The first time I blended, I had no idea what it was.
I was just my normal value-maximizing self – saving up my teabags for an nth steep and so ended up with different flavors all together in one cup. It was a pleasantly delicious combination too!
And then I learned about blending different leaves with different flavors in all its simplicity and complexity. (Yes, it is that….what’s the word?…profound.) Well, I didn’t learn blending really so much as I just encountered the concept. So I scanned a couple books on it.
The opportunity to blend presented itself with a sample of Lapsang Souchong*. At first, I tried it as is (as I normally do with every new tea). It was smoky as I expected from the reviews. And I liked it! Yay!
And then on the second steep, I thought of mixing it with some Assam (plain black tea) to complement the strong smoky flavor with an equally strong tea flavor. The tea was a bit weak at the first steep and I thought it (the Assam component) would be perfect for the second, less flavorful steep. I guessed right. On one website it said that the flavor is weaker in subsequent steeps (unlike some teas like Oolong whose flavor comes out better in later steeps), further affirming my choice.
I steeped the Lapsang in my one and only teapot. And the Assam in a mug. Then at the last minute, I grabbed a bag of Earl Grey and steeped that in yet another mug, thus making use of the remaining hot water in the kettle.
Alas, I realized again how hard it is to pour out of a mug. Thank goodness for the paper towel “placemat” that caught my spills but – what a waste of good tea! But no use crying over that. On with the blend. Again, alas, I realized after tasting the mix that I had poured too much and that I should pour only a little at a time and taste. So that is how I spent my subsequent steeps and mixes.
While sipping, I saw a bit of unfinished milk from my “cookies-drowning-in-cream” breakfast and decided to add a bit to the tea. I rarely add milk to tea by the way, preferring to enjoy tea in all its splendor. It was so-so. Kinda diluted the flavors but I added some more Assam and all was well, tho the smokiness was almost gone
And oh yeah, I would drink plain water in between tastes to cleanse the palate Then I thought: This sure beats tasting wine – in price, convenience (done at home), lack of wastage (no need to spit the tea out as it has no alcohol and very little caffeine), and what else…maybe it is easier to keep tea warm than to keep wine cool in the glass? Ok, so maybe I am stretching it now.
I got up to my 3rd steep but will make some more before I sleep (note the rhyme?).
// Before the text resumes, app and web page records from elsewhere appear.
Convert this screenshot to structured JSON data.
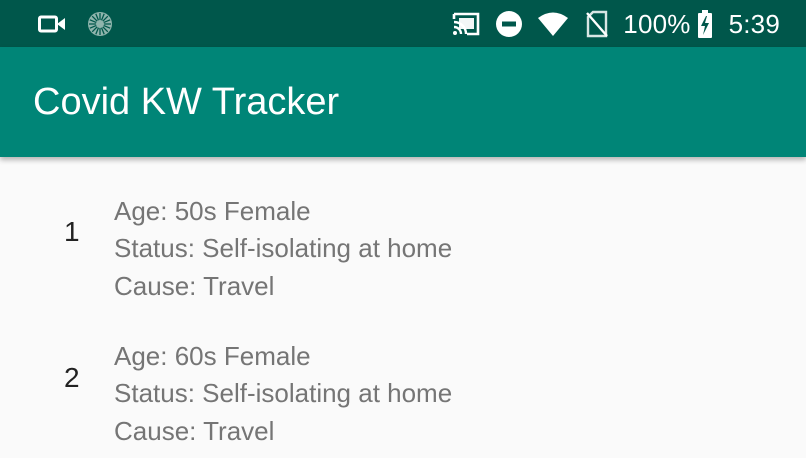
{
  "status_bar": {
    "left_icons": [
      "video-camera-icon",
      "loading-spinner-icon"
    ],
    "right_icons": [
      "cast-icon",
      "do-not-disturb-icon",
      "wifi-icon",
      "no-sim-icon"
    ],
    "battery": "100%",
    "time": "5:39"
  },
  "app_bar": {
    "title": "Covid KW Tracker"
  },
  "cases": [
    {
      "number": "1",
      "age": "Age: 50s Female",
      "status": "Status: Self-isolating at home",
      "cause": "Cause: Travel"
    },
    {
      "number": "2",
      "age": "Age: 60s Female",
      "status": "Status: Self-isolating at home",
      "cause": "Cause: Travel"
    }
  ],
  "colors": {
    "status_bar": "#00574b",
    "app_bar": "#008577",
    "background": "#fafafa",
    "secondary_text": "#757575"
  }
}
My blending experiment was interrupted when it was time for a walk with my brother. I ended up visiting my grandma as well and having tea with my aunt. Got to try Teavana’s Gyokuro Genmaicha Green Tea (it was ok: the toasted rice taste was good). And got a 2nd teapot…saw one like it in the store and thought it was pretty cool…and now, it is mine! Thank you, Ninang! Got a lot of good teas too (she didn’t like the floral/fruity ones so yay for me)!
Oh and she threw in a cute little cup too. It looks perfect for Shabbat wine…or tea! This will be my special cup <3
Thank You Lord, for good tea and accessories, but most of all – the company